Limited Liability Company, or LLC As the name implies, your liability is limited under this structure. You can also avoid the double taxation that comes with a C corporation. Under that structure, the corporation pays its own income tax, and then shareholders are taxed when they receive dividends.
With an LLC, you can choose to have income passed through to the company's members. The company pays no income tax, but the members are subject to self-employment taxes. An LLC can have any number of members -- from one upward.
And unlike an S corporation, which has to distribute dividends in proportion to number of shares held, LLCs can divvy out profits however they choose. "You have a lot more flexibility using an LLC than other structures," says Saul Brenner, a partner at New York City accounting firm Berdon LLP.
Limited Liability Company, or LLC
- Potential users: Any business that doesn't need to go public or attract venture capital quickly.
- Advantages: Flexibility in ownership and dividend payment structures, limited legal liability, no double taxation.
- Disadvantages: Self-employment tax, no tax deduction for dividends, uncertain legal environment compared to a corporation.
"You have the advantage of limited liability that you get through corporations, but a lot more flexibility as to allocation of income. You can get different people involved as equity owners with different classes of membership. It's far superior."
S corporation S corporations aren't subject to double taxation and offer limited liability. Employees aren't subject to self-employment taxes.
- Potential users: Businesses that want the legal certainty of a corporate structure, but the tax treatment of an LLC.
- Advantages: Limited liability, no double taxation, no self-employment tax.
- Disadvantages: Inflexible ownership structure -- profits and losses must be allocated in proportion to ownership shares, you can't have corporate or foreign owners.
But be careful about pushing out all your income as dividends to avoid having to pay Social Security taxes. "If the IRS sees you didn't take out any of your income to pay salaries and didn't pay Social Security taxes, it can make you reclassify some of your income as salaries.

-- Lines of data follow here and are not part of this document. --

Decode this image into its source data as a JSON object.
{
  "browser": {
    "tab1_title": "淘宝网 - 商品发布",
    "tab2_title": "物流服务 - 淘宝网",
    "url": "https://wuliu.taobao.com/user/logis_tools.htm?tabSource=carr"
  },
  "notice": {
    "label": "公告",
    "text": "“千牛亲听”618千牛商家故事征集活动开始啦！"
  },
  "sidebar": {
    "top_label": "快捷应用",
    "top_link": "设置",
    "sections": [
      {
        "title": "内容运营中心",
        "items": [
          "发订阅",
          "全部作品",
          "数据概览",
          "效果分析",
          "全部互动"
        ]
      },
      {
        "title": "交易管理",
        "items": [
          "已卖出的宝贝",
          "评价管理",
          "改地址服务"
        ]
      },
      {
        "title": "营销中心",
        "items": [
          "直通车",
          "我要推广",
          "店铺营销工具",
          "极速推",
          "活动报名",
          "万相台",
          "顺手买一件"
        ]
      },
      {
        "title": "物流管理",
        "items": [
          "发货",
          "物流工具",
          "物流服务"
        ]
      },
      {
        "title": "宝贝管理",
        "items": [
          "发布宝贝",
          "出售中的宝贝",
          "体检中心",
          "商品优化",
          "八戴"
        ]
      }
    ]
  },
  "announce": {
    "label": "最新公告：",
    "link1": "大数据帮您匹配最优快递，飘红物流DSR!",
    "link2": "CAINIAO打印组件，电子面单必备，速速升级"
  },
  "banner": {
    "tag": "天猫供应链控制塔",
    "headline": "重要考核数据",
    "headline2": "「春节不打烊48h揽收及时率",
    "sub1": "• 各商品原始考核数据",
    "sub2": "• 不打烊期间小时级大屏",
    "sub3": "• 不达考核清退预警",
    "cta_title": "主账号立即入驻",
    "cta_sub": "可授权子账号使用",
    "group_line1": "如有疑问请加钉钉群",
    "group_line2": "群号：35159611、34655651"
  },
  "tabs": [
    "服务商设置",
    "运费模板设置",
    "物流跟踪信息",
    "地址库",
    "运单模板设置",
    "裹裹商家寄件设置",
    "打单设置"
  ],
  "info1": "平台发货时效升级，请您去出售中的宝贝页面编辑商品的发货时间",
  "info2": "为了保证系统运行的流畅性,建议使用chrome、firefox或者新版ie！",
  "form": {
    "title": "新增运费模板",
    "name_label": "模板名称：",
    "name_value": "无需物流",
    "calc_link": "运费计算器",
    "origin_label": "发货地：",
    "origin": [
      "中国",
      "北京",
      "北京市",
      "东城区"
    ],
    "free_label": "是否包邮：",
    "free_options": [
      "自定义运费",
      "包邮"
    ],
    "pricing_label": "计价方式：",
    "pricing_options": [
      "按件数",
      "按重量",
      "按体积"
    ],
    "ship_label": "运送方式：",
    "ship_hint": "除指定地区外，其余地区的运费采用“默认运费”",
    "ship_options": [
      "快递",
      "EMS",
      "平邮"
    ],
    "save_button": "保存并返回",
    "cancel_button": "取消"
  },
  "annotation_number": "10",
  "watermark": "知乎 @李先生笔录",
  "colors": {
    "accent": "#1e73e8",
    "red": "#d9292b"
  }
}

And keep in mind that an S corporation is limited to 100 shareholders and one class of stock. If you have a business for which you need a lot of investors -- a real estate development company for example -- that could be a serious disadvantage.